Assignment: Print all the entries exactly.

*** Opening of Provided records ***

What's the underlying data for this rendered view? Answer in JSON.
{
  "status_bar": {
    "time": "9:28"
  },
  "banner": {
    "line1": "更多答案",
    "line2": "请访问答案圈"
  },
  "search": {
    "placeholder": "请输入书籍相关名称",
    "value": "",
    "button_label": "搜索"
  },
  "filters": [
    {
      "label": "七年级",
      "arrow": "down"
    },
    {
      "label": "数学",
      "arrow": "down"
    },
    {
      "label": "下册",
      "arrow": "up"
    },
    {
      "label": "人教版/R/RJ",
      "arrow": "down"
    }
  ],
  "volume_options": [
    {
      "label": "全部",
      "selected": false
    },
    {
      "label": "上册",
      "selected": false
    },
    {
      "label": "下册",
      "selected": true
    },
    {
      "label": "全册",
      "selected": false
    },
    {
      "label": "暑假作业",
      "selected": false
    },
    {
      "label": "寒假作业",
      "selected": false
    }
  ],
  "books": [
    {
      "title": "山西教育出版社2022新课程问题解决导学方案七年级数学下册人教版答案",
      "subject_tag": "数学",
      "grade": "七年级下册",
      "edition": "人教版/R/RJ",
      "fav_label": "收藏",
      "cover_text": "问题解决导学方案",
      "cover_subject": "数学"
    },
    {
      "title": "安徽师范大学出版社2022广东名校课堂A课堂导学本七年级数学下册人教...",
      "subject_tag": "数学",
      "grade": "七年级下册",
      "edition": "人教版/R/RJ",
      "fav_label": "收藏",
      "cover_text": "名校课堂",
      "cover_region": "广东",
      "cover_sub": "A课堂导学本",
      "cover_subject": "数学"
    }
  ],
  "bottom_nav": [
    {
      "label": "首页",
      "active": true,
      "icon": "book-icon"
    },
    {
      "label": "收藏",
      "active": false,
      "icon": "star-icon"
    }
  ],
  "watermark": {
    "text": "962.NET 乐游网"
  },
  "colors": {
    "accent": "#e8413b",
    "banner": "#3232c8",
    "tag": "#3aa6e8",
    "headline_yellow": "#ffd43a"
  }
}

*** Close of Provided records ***

Response to the task:
What's the underlying data for this rendered view? Answer in JSON.
{
  "status_bar": {
    "time": "9:28"
  },
  "banner": {
    "line1": "更多答案",
    "line2": "请访问答案圈"
  },
  "search": {
    "placeholder": "请输入书籍相关名称",
    "value": "",
    "button_label": "搜索"
  },
  "filters": [
    {
      "label": "七年级",
      "arrow": "down"
    },
    {
      "label": "数学",
      "arrow": "down"
    },
    {
      "label": "下册",
      "arrow": "up"
    },
    {
      "label": "人教版/R/RJ",
      "arrow": "down"
    }
  ],
  "volume_options": [
    {
      "label": "全部",
      "selected": false
    },
    {
      "label": "上册",
      "selected": false
    },
    {
      "label": "下册",
      "selected": true
    },
    {
      "label": "全册",
      "selected": false
    },
    {
      "label": "暑假作业",
      "selected": false
    },
    {
      "label": "寒假作业",
      "selected": false
    }
  ],
  "books": [
    {
      "title": "山西教育出版社2022新课程问题解决导学方案七年级数学下册人教版答案",
      "subject_tag": "数学",
      "grade": "七年级下册",
      "edition": "人教版/R/RJ",
      "fav_label": "收藏",
      "cover_text": "问题解决导学方案",
      "cover_subject": "数学"
    },
    {
      "title": "安徽师范大学出版社2022广东名校课堂A课堂导学本七年级数学下册人教...",
      "subject_tag": "数学",
      "grade": "七年级下册",
      "edition": "人教版/R/RJ",
      "fav_label": "收藏",
      "cover_text": "名校课堂",
      "cover_region": "广东",
      "cover_sub": "A课堂导学本",
      "cover_subject": "数学"
    }
  ],
  "bottom_nav": [
    {
      "label": "首页",
      "active": true,
      "icon": "book-icon"
    },
    {
      "label": "收藏",
      "active": false,
      "icon": "star-icon"
    }
  ],
  "watermark": {
    "text": "962.NET 乐游网"
  },
  "colors": {
    "accent": "#e8413b",
    "banner": "#3232c8",
    "tag": "#3aa6e8",
    "headline_yellow": "#ffd43a"
  }
}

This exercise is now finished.